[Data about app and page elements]

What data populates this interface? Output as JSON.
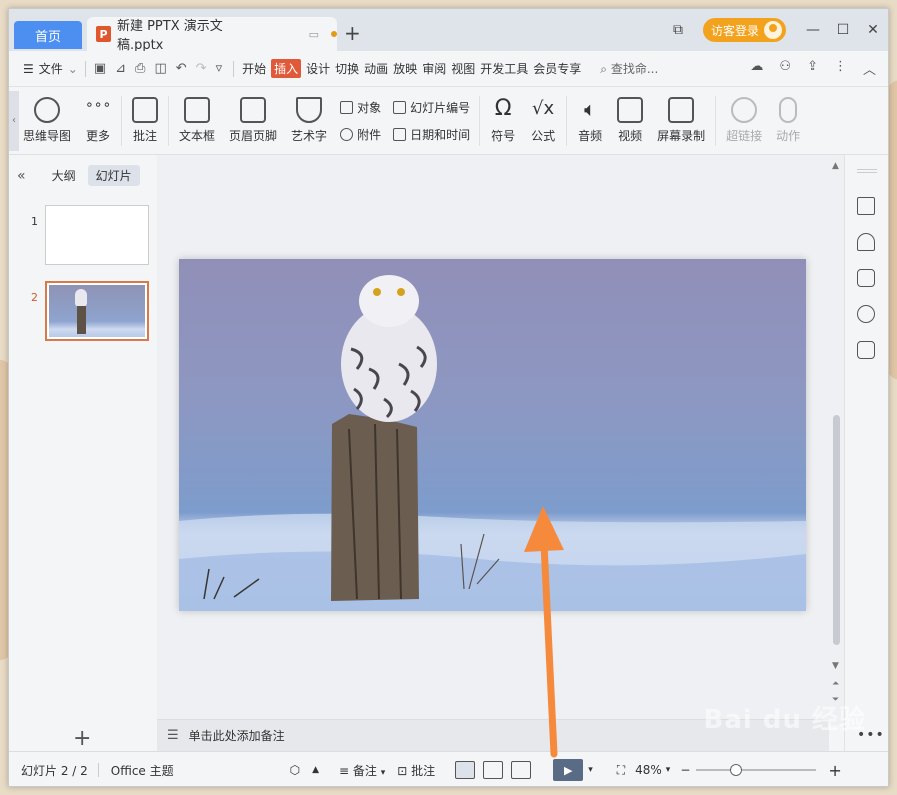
{
  "tabbar": {
    "home_label": "首页",
    "doc_title": "新建 PPTX 演示文稿.pptx",
    "add_tab": "+",
    "login_label": "访客登录"
  },
  "menu": {
    "file_label": "文件",
    "tabs": [
      "开始",
      "插入",
      "设计",
      "切换",
      "动画",
      "放映",
      "审阅",
      "视图",
      "开发工具",
      "会员专享"
    ],
    "active_tab": "插入",
    "search_placeholder": "查找命..."
  },
  "ribbon": {
    "items": [
      {
        "label": "思维导图"
      },
      {
        "label": "更多"
      },
      {
        "label": "批注"
      },
      {
        "label": "文本框"
      },
      {
        "label": "页眉页脚"
      },
      {
        "label": "艺术字"
      }
    ],
    "small": {
      "object": "对象",
      "slide_number": "幻灯片编号",
      "attachment": "附件",
      "date_time": "日期和时间"
    },
    "items2": [
      {
        "label": "符号"
      },
      {
        "label": "公式"
      },
      {
        "label": "音频"
      },
      {
        "label": "视频"
      },
      {
        "label": "屏幕录制"
      },
      {
        "label": "超链接"
      },
      {
        "label": "动作"
      }
    ]
  },
  "left_panel": {
    "collapse": "«",
    "tab_outline": "大纲",
    "tab_slides": "幻灯片",
    "thumbs": [
      {
        "num": "1"
      },
      {
        "num": "2"
      }
    ],
    "add": "+"
  },
  "notes": {
    "placeholder": "单击此处添加备注"
  },
  "status": {
    "slide_info": "幻灯片 2 / 2",
    "theme": "Office 主题",
    "notes_label": "备注",
    "comment_label": "批注",
    "zoom": "48%"
  },
  "watermark": "Bai du 经验",
  "colors": {
    "accent": "#4d8ff0",
    "insert_tab": "#e05a3a",
    "login": "#f3a21d",
    "arrow": "#f58a3c"
  }
}
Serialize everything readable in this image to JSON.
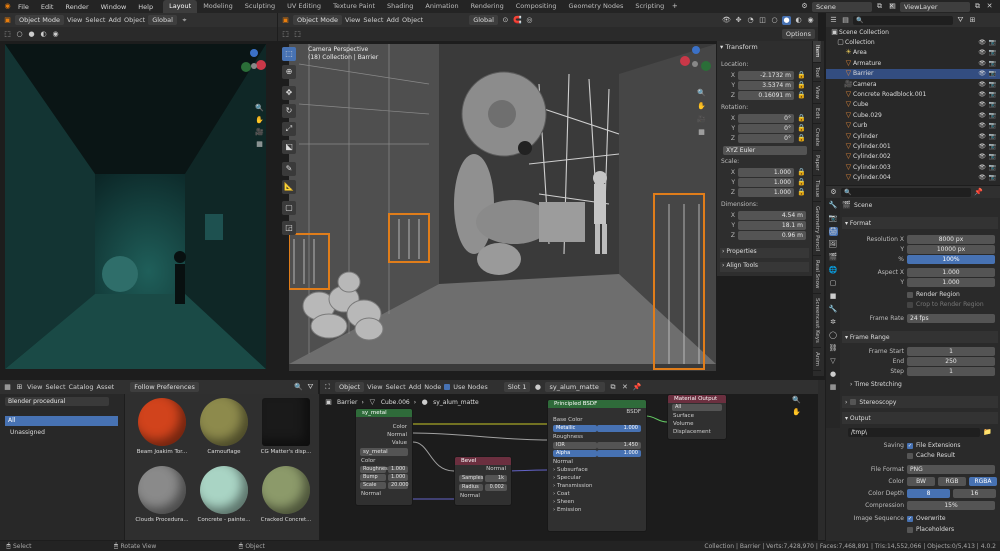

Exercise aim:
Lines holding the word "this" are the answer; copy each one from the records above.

The completed task:
What data populates this interface? Output as JSON.
Serialize everything readable in this image to JSON.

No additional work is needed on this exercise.